IN DECEMBER 2009, THE UAE ANNOUNCED THAT IT HAD awarded the $20 billion commission to build four nuclear power plants to a Korean-led consortium, Kepco. The project was green-lighted under the so-called '123 agreement' drafted under the Bush administration and signed off by President Obama in May 2009. The first of these plants is scheduled to go online in 2017.
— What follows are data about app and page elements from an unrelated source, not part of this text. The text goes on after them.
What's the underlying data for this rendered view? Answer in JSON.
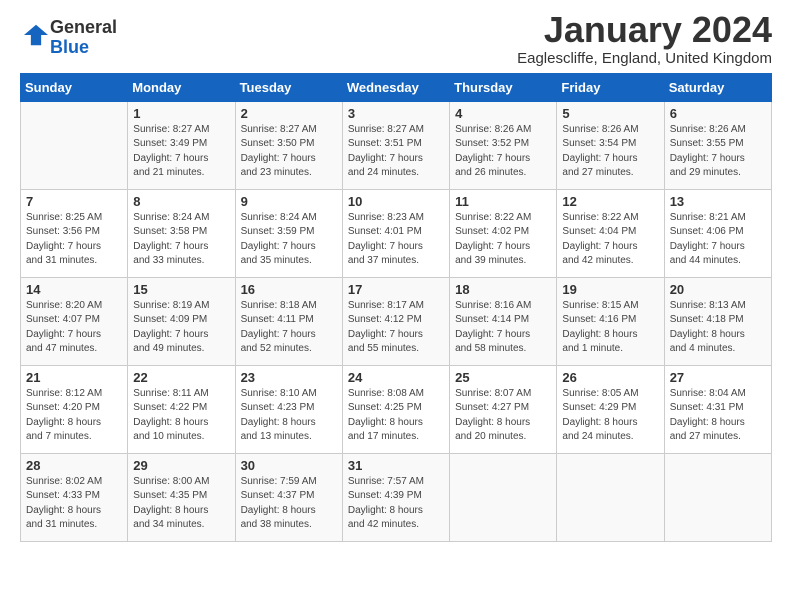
{
  "header": {
    "logo_line1": "General",
    "logo_line2": "Blue",
    "month": "January 2024",
    "location": "Eaglescliffe, England, United Kingdom"
  },
  "days_of_week": [
    "Sunday",
    "Monday",
    "Tuesday",
    "Wednesday",
    "Thursday",
    "Friday",
    "Saturday"
  ],
  "weeks": [
    [
      {
        "day": "",
        "info": ""
      },
      {
        "day": "1",
        "info": "Sunrise: 8:27 AM\nSunset: 3:49 PM\nDaylight: 7 hours\nand 21 minutes."
      },
      {
        "day": "2",
        "info": "Sunrise: 8:27 AM\nSunset: 3:50 PM\nDaylight: 7 hours\nand 23 minutes."
      },
      {
        "day": "3",
        "info": "Sunrise: 8:27 AM\nSunset: 3:51 PM\nDaylight: 7 hours\nand 24 minutes."
      },
      {
        "day": "4",
        "info": "Sunrise: 8:26 AM\nSunset: 3:52 PM\nDaylight: 7 hours\nand 26 minutes."
      },
      {
        "day": "5",
        "info": "Sunrise: 8:26 AM\nSunset: 3:54 PM\nDaylight: 7 hours\nand 27 minutes."
      },
      {
        "day": "6",
        "info": "Sunrise: 8:26 AM\nSunset: 3:55 PM\nDaylight: 7 hours\nand 29 minutes."
      }
    ],
    [
      {
        "day": "7",
        "info": "Sunrise: 8:25 AM\nSunset: 3:56 PM\nDaylight: 7 hours\nand 31 minutes."
      },
      {
        "day": "8",
        "info": "Sunrise: 8:24 AM\nSunset: 3:58 PM\nDaylight: 7 hours\nand 33 minutes."
      },
      {
        "day": "9",
        "info": "Sunrise: 8:24 AM\nSunset: 3:59 PM\nDaylight: 7 hours\nand 35 minutes."
      },
      {
        "day": "10",
        "info": "Sunrise: 8:23 AM\nSunset: 4:01 PM\nDaylight: 7 hours\nand 37 minutes."
      },
      {
        "day": "11",
        "info": "Sunrise: 8:22 AM\nSunset: 4:02 PM\nDaylight: 7 hours\nand 39 minutes."
      },
      {
        "day": "12",
        "info": "Sunrise: 8:22 AM\nSunset: 4:04 PM\nDaylight: 7 hours\nand 42 minutes."
      },
      {
        "day": "13",
        "info": "Sunrise: 8:21 AM\nSunset: 4:06 PM\nDaylight: 7 hours\nand 44 minutes."
      }
    ],
    [
      {
        "day": "14",
        "info": "Sunrise: 8:20 AM\nSunset: 4:07 PM\nDaylight: 7 hours\nand 47 minutes."
      },
      {
        "day": "15",
        "info": "Sunrise: 8:19 AM\nSunset: 4:09 PM\nDaylight: 7 hours\nand 49 minutes."
      },
      {
        "day": "16",
        "info": "Sunrise: 8:18 AM\nSunset: 4:11 PM\nDaylight: 7 hours\nand 52 minutes."
      },
      {
        "day": "17",
        "info": "Sunrise: 8:17 AM\nSunset: 4:12 PM\nDaylight: 7 hours\nand 55 minutes."
      },
      {
        "day": "18",
        "info": "Sunrise: 8:16 AM\nSunset: 4:14 PM\nDaylight: 7 hours\nand 58 minutes."
      },
      {
        "day": "19",
        "info": "Sunrise: 8:15 AM\nSunset: 4:16 PM\nDaylight: 8 hours\nand 1 minute."
      },
      {
        "day": "20",
        "info": "Sunrise: 8:13 AM\nSunset: 4:18 PM\nDaylight: 8 hours\nand 4 minutes."
      }
    ],
    [
      {
        "day": "21",
        "info": "Sunrise: 8:12 AM\nSunset: 4:20 PM\nDaylight: 8 hours\nand 7 minutes."
      },
      {
        "day": "22",
        "info": "Sunrise: 8:11 AM\nSunset: 4:22 PM\nDaylight: 8 hours\nand 10 minutes."
      },
      {
        "day": "23",
        "info": "Sunrise: 8:10 AM\nSunset: 4:23 PM\nDaylight: 8 hours\nand 13 minutes."
      },
      {
        "day": "24",
        "info": "Sunrise: 8:08 AM\nSunset: 4:25 PM\nDaylight: 8 hours\nand 17 minutes."
      },
      {
        "day": "25",
        "info": "Sunrise: 8:07 AM\nSunset: 4:27 PM\nDaylight: 8 hours\nand 20 minutes."
      },
      {
        "day": "26",
        "info": "Sunrise: 8:05 AM\nSunset: 4:29 PM\nDaylight: 8 hours\nand 24 minutes."
      },
      {
        "day": "27",
        "info": "Sunrise: 8:04 AM\nSunset: 4:31 PM\nDaylight: 8 hours\nand 27 minutes."
      }
    ],
    [
      {
        "day": "28",
        "info": "Sunrise: 8:02 AM\nSunset: 4:33 PM\nDaylight: 8 hours\nand 31 minutes."
      },
      {
        "day": "29",
        "info": "Sunrise: 8:00 AM\nSunset: 4:35 PM\nDaylight: 8 hours\nand 34 minutes."
      },
      {
        "day": "30",
        "info": "Sunrise: 7:59 AM\nSunset: 4:37 PM\nDaylight: 8 hours\nand 38 minutes."
      },
      {
        "day": "31",
        "info": "Sunrise: 7:57 AM\nSunset: 4:39 PM\nDaylight: 8 hours\nand 42 minutes."
      },
      {
        "day": "",
        "info": ""
      },
      {
        "day": "",
        "info": ""
      },
      {
        "day": "",
        "info": ""
      }
    ]
  ]
}
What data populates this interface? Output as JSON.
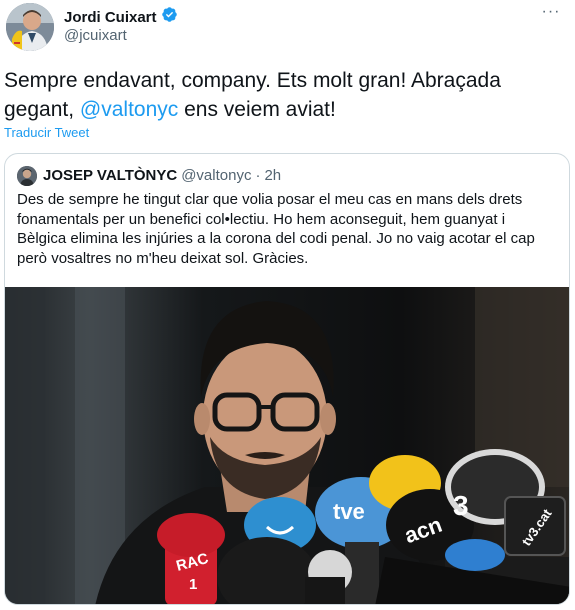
{
  "tweet": {
    "author_name": "Jordi Cuixart",
    "author_handle": "@jcuixart",
    "more_label": "···",
    "text_before": "Sempre endavant, company. Ets molt gran! Abraçada gegant, ",
    "mention": "@valtonyc",
    "text_after": " ens veiem aviat!",
    "translate_label": "Traducir Tweet"
  },
  "quoted": {
    "author_name": "JOSEP VALTÒNYC",
    "author_handle": "@valtonyc",
    "separator": "·",
    "time": "2h",
    "text": "Des de sempre he tingut clar que volia posar el meu cas en mans dels drets fonamentals per un benefici col•lectiu. Ho hem aconseguit, hem guanyat i Bèlgica elimina les injúries a la corona del codi penal. Jo no vaig acotar el cap però vosaltres no m'heu deixat sol. Gràcies.",
    "image": {
      "mic_labels": {
        "rac": "RAC",
        "one": "1",
        "tve": "tve",
        "acn": "acn",
        "three": "3",
        "tv3cat": "tv3.cat"
      }
    }
  },
  "icons": {
    "verified": "verified-badge-icon",
    "more": "more-options-icon"
  },
  "colors": {
    "accent": "#1d9bf0",
    "secondary_text": "#536471",
    "border": "#cfd9de"
  }
}
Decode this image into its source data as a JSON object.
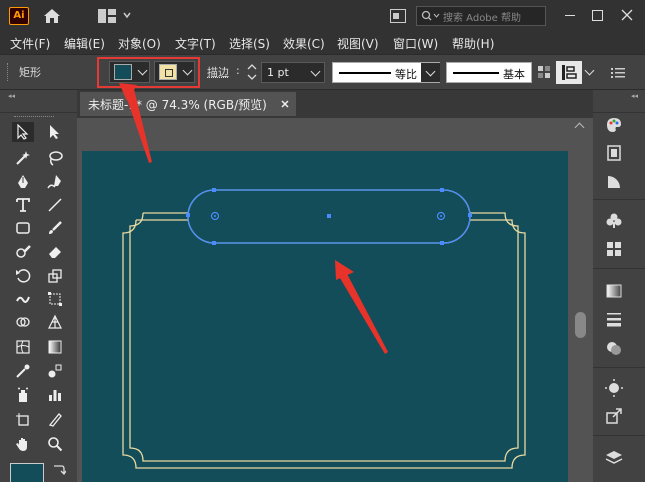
{
  "app": {
    "logo": "Ai",
    "search_placeholder": "搜索 Adobe 帮助"
  },
  "menu": [
    "文件(F)",
    "编辑(E)",
    "对象(O)",
    "文字(T)",
    "选择(S)",
    "效果(C)",
    "视图(V)",
    "窗口(W)",
    "帮助(H)"
  ],
  "control": {
    "shape_label": "矩形",
    "fill_color": "#134d59",
    "stroke_color": "#f2e1a6",
    "stroke_label": "描边",
    "stroke_weight": "1 pt",
    "profile_label": "等比",
    "brush_label": "基本"
  },
  "document": {
    "tab_title": "未标题-1* @ 74.3% (RGB/预览)"
  },
  "colors": {
    "artboard": "#134d59",
    "frame_line": "#e7d9a0",
    "selection": "#4a8cff",
    "annotation": "#e8332a"
  },
  "icons": {
    "left_tools": [
      "selection-icon",
      "direct-selection-icon",
      "magic-wand-icon",
      "lasso-icon",
      "pen-icon",
      "curvature-icon",
      "type-icon",
      "line-segment-icon",
      "rectangle-icon",
      "paintbrush-icon",
      "shaper-icon",
      "eraser-icon",
      "rotate-icon",
      "scale-icon",
      "warp-icon",
      "free-transform-icon",
      "shape-builder-icon",
      "perspective-grid-icon",
      "mesh-icon",
      "gradient-icon",
      "eyedropper-icon",
      "blend-icon",
      "symbol-sprayer-icon",
      "column-graph-icon",
      "artboard-icon",
      "slice-icon",
      "hand-icon",
      "zoom-icon"
    ],
    "right_panels": [
      "color-palette-icon",
      "properties-icon",
      "color-guide-icon",
      "symbols-icon",
      "swatches-icon",
      "gradient-panel-icon",
      "stroke-panel-icon",
      "transparency-icon",
      "appearance-icon",
      "export-icon",
      "layers-icon"
    ]
  }
}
Meanwhile, Jordan granted mining rights to France's Areva group in February 2010 with the proviso that a percentage of the uranium produced would be used to power its own nuclear power programme, with an initial plant planned for 2020. The only Arab country in the Middle East to possess significant uranium deposits (112,000 tonsU), Jordan has bilateral nuclear cooperation agreements in place with several countries, including Britain (since June 2009), and a Memorandum of Understanding with the US in the pipeline.
Responding to burgeoning regional interest, the International Atomic Energy Agency (IAEA) held its March 2010 international conference entitled 'Human Resource Development for Introducing and Expanding Nuclear Power Programmes' in Abu Dhabi--the first time it had convened in the Middle East.
Egypt--which wound down its nuclear programme in the wake of the 1986 Chernobyl disaster--rejoined the race with a March 2010 announcement that Russia would be tendering for a four-plant project, the first due to be operational by 2019. Unlike the Gulf Cooperation Council (GCC) countries, Egypt already has two research reactors and a ready cadre of specialist personnel.
In mid-April 2010, Saudi Arabia announced the establishment of the King Abdullah City for Nuclear and Renewable Energy. The Kingdom hopes to have the first operational nuclear plant in the Gulf up and running by 2017 (if the UAE doesn't beat them to it). This news was highlighted as a positive development on the US-Saudi Arabian Business Council website.
Several other regional players have also indicated their nuclear power ambitions including Turkey, Kuwait, Libya, Yemen and Algeria.
The official rationale for this recent surge in enthusiasm for an energy form that was dismissed as unnecessary by the oil-and-gas-rich GCC countries until three and a half years ago is a mixture of environmental, economic and political concerns: nuclear power is marketed as a "cleaner" way to produce electricity and desalinate water (so long as there are no catastrophic accidents or leaks); OPEC countries say they want to preserve their oil reserves for export, guaranteeing the financial future for economies mostly lacking diversification; nuclear generators are perceived as more reliable in countries where outages of electricity and clean water risk fomenting domestic unrest.
There is also a wider, political agenda, which remains largely unspecified but which has much to do with Iran and, perhaps to a lesser extent, Israel.
The GCC first announced their intention to explore nuclear technology at the end of the December 2006 summit; during the same gathering, much emphasis had been placed on the threat to regional security posed by Iran's nuclear capability and a lack of confidence that it was being developed for peaceful purposes alone.
Earlier in 2006, Iranian President Ahmadinejad announced that his country had successfully enriched uranium for the first time (to 3.5%). Whilst countries who are signatories to the Non-Proliferation Treaty (NPT) are permitted to enrich fuel for civil purposes, the problem is that the technology is the same as that required to manufacture nuclear weapons. In response, the UN Security Council passed Resolution 1696 demanding that Iran suspend all enrichment activity. Ahmadinejad asserted his rights as a party to the NPT and the resolution was ignored.
Meanwhile, some unanticipated side effects of the US's prolonged wars in Iraq and Afghanistan were becoming apparent: the removal of Saddam Hussein had also removed Iran's most serious rival, resetting the regional balance of power; furthermore, Iran now had significant influence over the ruling Shia elite in Iraq, many of whom had spent their years of exile in the Islamic Republic. …